Scheduled tasks (cron jobs) in Linux

Table of Contents

You have just finished your new backup script for your server, and you want to run it every day at 00:01. To do this you need to schedule the backup job in Linux using cron.

Log in as the root user and run:

contab -e

If this is the first time you are running it then you will be asked which editor you want to use e.g. nano or vi, the default will be vi and assumed for the rest of this guide.

Cron jobs use the expression to tell them when to run, at first, this can seem confusing as it is made up of 5 positions often represented in guides by asterisks * * * * * these are placeholders for: minute, hour, day(month), month day (week)

So, for example, to run a job daily at 00:01 you would use 1 0 * * * that means 1 minute past 0 hours (midnight) every day of every week every month, if this is tsill confusing check out crontab guru*_*_* and check some of the examples or generate your own expression using the interactive tools on the website.

To put this expression together with your backup script, lets say it is located at /backup/ you would add a line to your crontab that looks like this:

1 0 * * * /backup/

If you are using the default editor vi, you first need to press the ‘i’ key, this allowing you to insert text freely. When you are finished, press Esc, then type :wq which is write and quit.

You should not get a message that the crontab has been installed or updated.

Extra tips #

If you have written your shell script and you have not used absolute paths to commands, it may fail as cron jobs are not interpreted as they would be during a regular ssh session, it is worth putting environment variables and location in your script at the start so that commands can be found such as ‘ls’ instead of having to use /bin/usr/ls (the absolute path)

You can achieve this by placing the following at the start of your script:
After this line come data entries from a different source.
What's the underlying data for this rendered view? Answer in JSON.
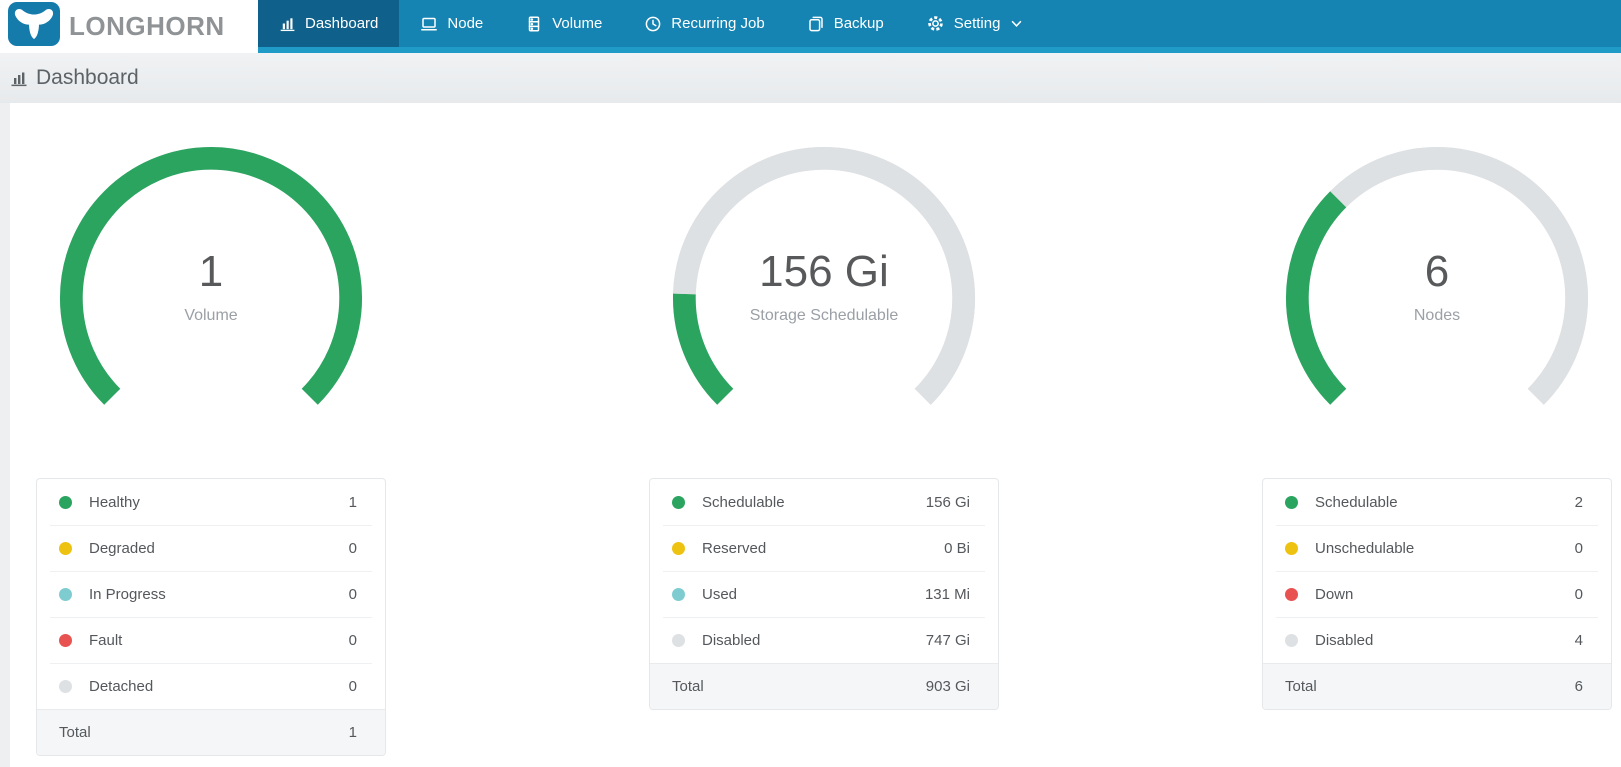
{
  "brand": {
    "name": "LONGHORN"
  },
  "nav": {
    "items": [
      {
        "label": "Dashboard",
        "icon": "dashboard-icon",
        "active": true
      },
      {
        "label": "Node",
        "icon": "node-icon",
        "active": false
      },
      {
        "label": "Volume",
        "icon": "volume-icon",
        "active": false
      },
      {
        "label": "Recurring Job",
        "icon": "recurring-job-icon",
        "active": false
      },
      {
        "label": "Backup",
        "icon": "backup-icon",
        "active": false
      },
      {
        "label": "Setting",
        "icon": "setting-icon",
        "active": false,
        "has_chevron": true
      }
    ]
  },
  "breadcrumb": {
    "title": "Dashboard"
  },
  "colors": {
    "nav_blue": "#1584b2",
    "nav_strip": "#209bc7",
    "active_tab": "#0f618b",
    "logo_blue": "#147bab",
    "healthy_green": "#2aa45f",
    "warning_yellow": "#eec211",
    "progress_teal": "#7fccd0",
    "fault_red": "#e85352",
    "disabled_gray": "#dee1e3",
    "gauge_track": "#dde0e2"
  },
  "chart_data": [
    {
      "type": "gauge",
      "center_value": "1",
      "center_label": "Volume",
      "start_angle_deg": 225,
      "arc_span_deg": 270,
      "total_num": 1,
      "track_color": "#dde0e2",
      "legend": [
        {
          "label": "Healthy",
          "display": "1",
          "num": 1,
          "color": "#2aa45f"
        },
        {
          "label": "Degraded",
          "display": "0",
          "num": 0,
          "color": "#eec211"
        },
        {
          "label": "In Progress",
          "display": "0",
          "num": 0,
          "color": "#7fccd0"
        },
        {
          "label": "Fault",
          "display": "0",
          "num": 0,
          "color": "#e85352"
        },
        {
          "label": "Detached",
          "display": "0",
          "num": 0,
          "color": "#dee1e3"
        }
      ],
      "total_label": "Total",
      "total_display": "1"
    },
    {
      "type": "gauge",
      "center_value": "156 Gi",
      "center_label": "Storage Schedulable",
      "start_angle_deg": 225,
      "arc_span_deg": 270,
      "total_num": 903,
      "track_color": "#dde0e2",
      "legend": [
        {
          "label": "Schedulable",
          "display": "156 Gi",
          "num": 156,
          "color": "#2aa45f"
        },
        {
          "label": "Reserved",
          "display": "0 Bi",
          "num": 0,
          "color": "#eec211"
        },
        {
          "label": "Used",
          "display": "131 Mi",
          "num": 0.128,
          "color": "#7fccd0"
        },
        {
          "label": "Disabled",
          "display": "747 Gi",
          "num": 747,
          "color": "#dee1e3"
        }
      ],
      "total_label": "Total",
      "total_display": "903 Gi"
    },
    {
      "type": "gauge",
      "center_value": "6",
      "center_label": "Nodes",
      "start_angle_deg": 225,
      "arc_span_deg": 270,
      "total_num": 6,
      "track_color": "#dde0e2",
      "legend": [
        {
          "label": "Schedulable",
          "display": "2",
          "num": 2,
          "color": "#2aa45f"
        },
        {
          "label": "Unschedulable",
          "display": "0",
          "num": 0,
          "color": "#eec211"
        },
        {
          "label": "Down",
          "display": "0",
          "num": 0,
          "color": "#e85352"
        },
        {
          "label": "Disabled",
          "display": "4",
          "num": 4,
          "color": "#dee1e3"
        }
      ],
      "total_label": "Total",
      "total_display": "6"
    }
  ]
}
That should cover most essential toolsets and commands for your scripts.

If you do have issues with a job not running as expected you can likely find the reason why in the log file /var/log/cron